Ph.D.s were once a near guarantee for a faculty position or research position at a private or government lab. Today, Ph.D.s enter a variety of careers. In NSF’s most recent Survey of Earned Doctorates, only 38% of OSU’s new Ph.D. recipients intended to pursue a career in academia (beyond a postdoctoral appointment), 41% in industry or business, 10% in government and the remaining 11% in nonprofit or other fields. Compared with all US universities, far more of OSU’s PhDs go on to industry. These graduates stay and contribute to the region’s economy: 56% stay in the Northwest vs. a national average of 48% who stay in the region where they earned their Ph.D. (9).

The US remains a primary destination for international students due to US universities’ reputation and the inability of many other nations’ universities to meet the rapidly rising demand for higher education especially in China, Saudi Arabia, and India. However, China’s higher education supply is rapidly catching up with demand. US-China tensions were already depressing applications before COVID-19 and associated travel and visa restrictions. Saudi Arabia is also building out its universities and recently stopped a program that offered a full ride to Saudi citizens studying in the US. Rapidly rising demand in India, Nigeria, and other countries is expected to sustain international demand for OSU graduate education for another decade, greatly assisted by our partnership with INTO OSU, which recruits students from 55 countries.

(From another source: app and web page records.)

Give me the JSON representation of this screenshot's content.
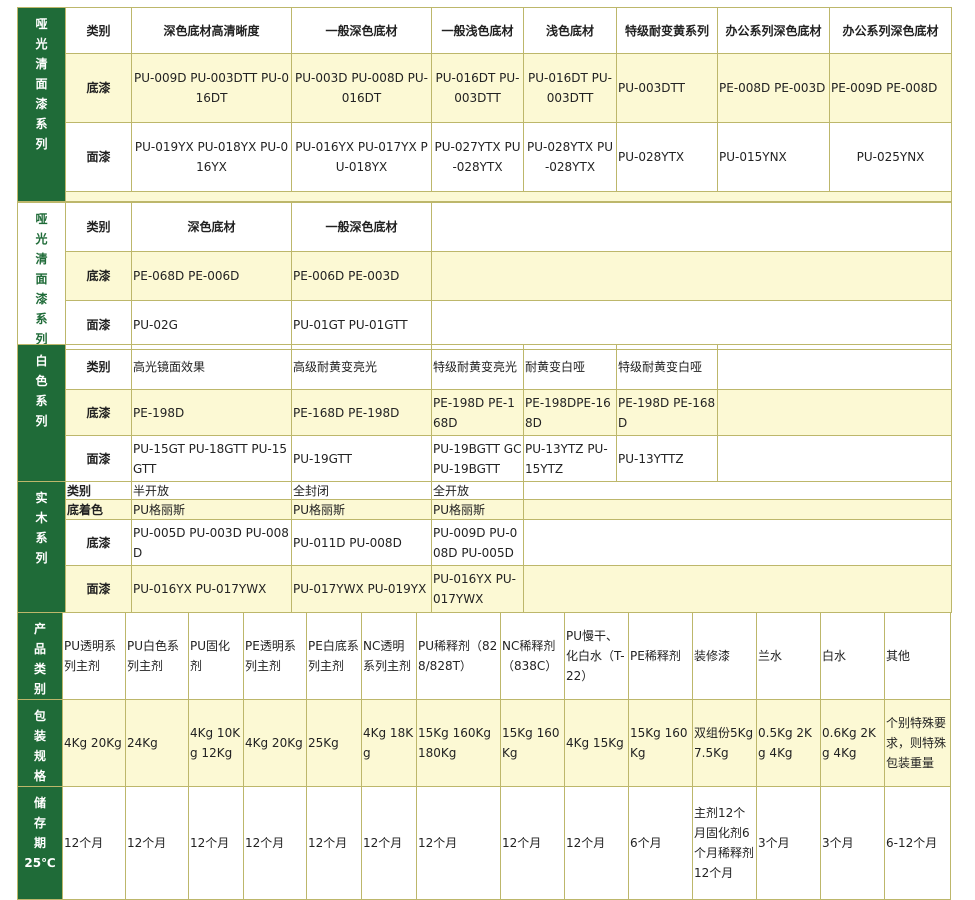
{
  "b1": {
    "side": "哑光清面漆系列",
    "hdr": [
      "类别",
      "深色底材高清晰度",
      "一般深色底材",
      "一般浅色底材",
      "浅色底材",
      "特级耐变黄系列",
      "办公系列深色底材",
      "办公系列深色底材"
    ],
    "r1": [
      "底漆",
      "PU-009D PU-003DTT PU-016DT",
      "PU-003D PU-008D PU-016DT",
      "PU-016DT PU-003DTT",
      "PU-016DT PU-003DTT",
      "PU-003DTT",
      "PE-008D PE-003D",
      "PE-009D PE-008D"
    ],
    "r2": [
      "面漆",
      "PU-019YX PU-018YX PU-016YX",
      "PU-016YX PU-017YX PU-018YX",
      "PU-027YTX PU-028YTX",
      "PU-028YTX PU-028YTX",
      "PU-028YTX",
      "PU-015YNX",
      "PU-025YNX"
    ]
  },
  "b2": {
    "side": "哑光清面漆系列",
    "hdr": [
      "类别",
      "深色底材",
      "一般深色底材"
    ],
    "r1": [
      "底漆",
      "PE-068D PE-006D",
      "PE-006D PE-003D"
    ],
    "r2": [
      "面漆",
      "PU-02G",
      "PU-01GT PU-01GTT"
    ]
  },
  "b3": {
    "side": "白色系列",
    "hdr": [
      "类别",
      "高光镜面效果",
      "高级耐黄变亮光",
      "特级耐黄变亮光",
      "耐黄变白哑",
      "特级耐黄变白哑"
    ],
    "r1": [
      "底漆",
      "PE-198D",
      "PE-168D PE-198D",
      "PE-198D PE-168D",
      "PE-198DPE-168D",
      "PE-198D PE-168D"
    ],
    "r2": [
      "面漆",
      "PU-15GT PU-18GTT PU-15GTT",
      "PU-19GTT",
      "PU-19BGTT GCPU-19BGTT",
      "PU-13YTZ PU-15YTZ",
      "PU-13YTTZ"
    ]
  },
  "b4": {
    "side": "实木系列",
    "hdr": [
      "类别",
      "半开放",
      "全封闭",
      "全开放"
    ],
    "r0": [
      "底着色",
      "PU格丽斯",
      "PU格丽斯",
      "PU格丽斯"
    ],
    "r1": [
      "底漆",
      "PU-005D PU-003D PU-008D",
      "PU-011D PU-008D",
      "PU-009D PU-008D PU-005D"
    ],
    "r2": [
      "面漆",
      "PU-016YX PU-017YWX",
      "PU-017YWX PU-019YX",
      "PU-016YX PU-017YWX"
    ]
  },
  "b5": {
    "side_cat": "产品类别",
    "side_pack": "包装规格",
    "side_store": "储存期",
    "side_store_temp": "25℃",
    "cats": [
      "PU透明系列主剂",
      "PU白色系列主剂",
      "PU固化剂",
      "PE透明系列主剂",
      "PE白底系列主剂",
      "NC透明系列主剂",
      "PU稀释剂（828/828T）",
      "NC稀释剂（838C）",
      "PU慢干、化白水（T-22）",
      "PE稀释剂",
      "装修漆",
      "兰水",
      "白水",
      "其他"
    ],
    "packs": [
      "4Kg 20Kg",
      "24Kg",
      "4Kg 10Kg 12Kg",
      "4Kg 20Kg",
      "25Kg",
      "4Kg 18Kg",
      "15Kg 160Kg 180Kg",
      "15Kg 160Kg",
      "4Kg 15Kg",
      "15Kg 160Kg",
      "双组份5Kg 7.5Kg",
      "0.5Kg 2Kg 4Kg",
      "0.6Kg 2Kg 4Kg",
      "个别特殊要求，则特殊包装重量"
    ],
    "store": [
      "12个月",
      "12个月",
      "12个月",
      "12个月",
      "12个月",
      "12个月",
      "12个月",
      "12个月",
      "12个月",
      "6个月",
      "主剂12个月固化剂6个月稀释剂12个月",
      "3个月",
      "3个月",
      "6-12个月"
    ]
  }
}
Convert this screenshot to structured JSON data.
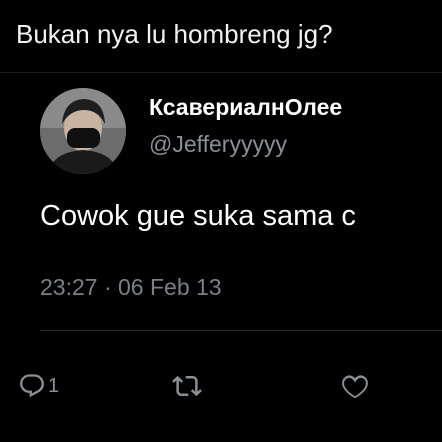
{
  "caption": "Bukan nya lu hombreng jg?",
  "tweet": {
    "display_name": "КсавериалнОлее",
    "handle": "@Jefferyyyyy",
    "text": "Cowok gue suka sama c",
    "time": "23:27",
    "separator": "·",
    "date": "06 Feb 13",
    "reply_count": "1"
  },
  "icons": {
    "reply": "reply-icon",
    "retweet": "retweet-icon",
    "like": "heart-icon"
  },
  "colors": {
    "background": "#000000",
    "text_primary": "#ffffff",
    "text_secondary": "#8a8f95"
  }
}
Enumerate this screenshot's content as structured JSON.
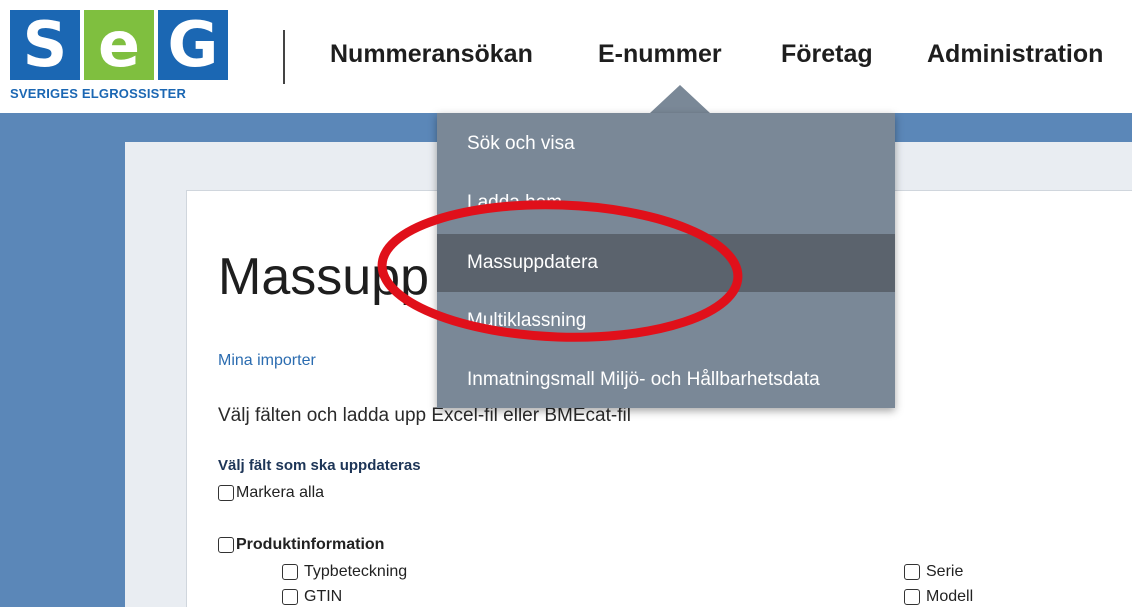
{
  "logo": {
    "letters": [
      "S",
      "e",
      "G"
    ],
    "subtitle": "SVERIGES ELGROSSISTER"
  },
  "nav": {
    "items": [
      "Nummeransökan",
      "E-nummer",
      "Företag",
      "Administration"
    ]
  },
  "dropdown": {
    "items": [
      "Sök och visa",
      "Ladda hem",
      "Massuppdatera",
      "Multiklassning",
      "Inmatningsmall Miljö- och Hållbarhetsdata"
    ],
    "active_index": 2
  },
  "page": {
    "title": "Massupp",
    "link": "Mina importer",
    "instruction": "Välj fälten och ladda upp Excel-fil eller BMEcat-fil",
    "section_label": "Välj fält som ska uppdateras",
    "select_all": "Markera alla",
    "group": "Produktinformation",
    "fields_left": [
      "Typbeteckning",
      "GTIN"
    ],
    "fields_right": [
      "Serie",
      "Modell"
    ]
  },
  "colors": {
    "brand_blue": "#1b67b3",
    "brand_green": "#7fbf3f",
    "band": "#5b87b8",
    "menu": "#7a8897",
    "menu_active": "#5b636d",
    "annotation": "#e0101a"
  }
}
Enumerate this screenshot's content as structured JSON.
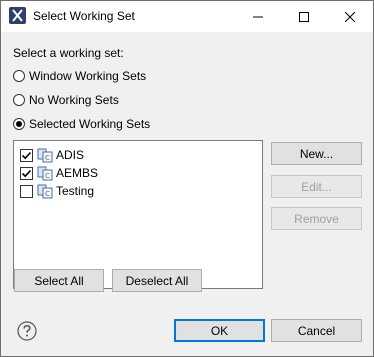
{
  "window": {
    "title": "Select Working Set",
    "controls": {
      "minimize": "minimize-icon",
      "maximize": "maximize-icon",
      "close": "close-icon"
    }
  },
  "prompt": "Select a working set:",
  "radios": [
    {
      "label": "Window Working Sets",
      "selected": false
    },
    {
      "label": "No Working Sets",
      "selected": false
    },
    {
      "label": "Selected Working Sets",
      "selected": true
    }
  ],
  "working_sets": [
    {
      "label": "ADIS",
      "checked": true
    },
    {
      "label": "AEMBS",
      "checked": true
    },
    {
      "label": "Testing",
      "checked": false
    }
  ],
  "side_buttons": {
    "new": "New...",
    "edit": "Edit...",
    "remove": "Remove"
  },
  "list_buttons": {
    "select_all": "Select All",
    "deselect_all": "Deselect All"
  },
  "footer": {
    "ok": "OK",
    "cancel": "Cancel",
    "help_icon": "help-icon"
  },
  "colors": {
    "title_bg": "#ffffff",
    "dialog_bg": "#f0f0f0",
    "accent": "#0078d7"
  }
}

  1. National Academies of Science, Engineering, and Medicine, 2018: Graduate STEM Education for the 21st Century. National Academies Press.
  2. Center for the Improvement of Mentored Experiences in Research (CIMER). University of Wisconsin-Madison. Accessed Nov. 20, 2020:
  3. Best Robotics Colleges. Successful Student. Accessed Nov. 6, 2020.
  4. Google Search for colleges & universities. Accessed Nov. 6, 2020:
  5. QS World University Rankings by Subject 2013 - Agriculture & Forestry, Top Universities. Accessed on Nov. 6, 2020:
  6. Center for World University Rankings. Accessed Nov. 6, 2020:
  7. National Center for Education Statistics. Institute of Educational Sciences. Accessed Nov. 6, 2020:
  8. Online Higher Education Market Update 2018—Report 1: The National Market. Eduventures. Accessed Nov. 6, 2020:
  9. NSF 2017 Survey of Earned Doctorates. National Science Foundation. Accessed Nov. 6, 2020: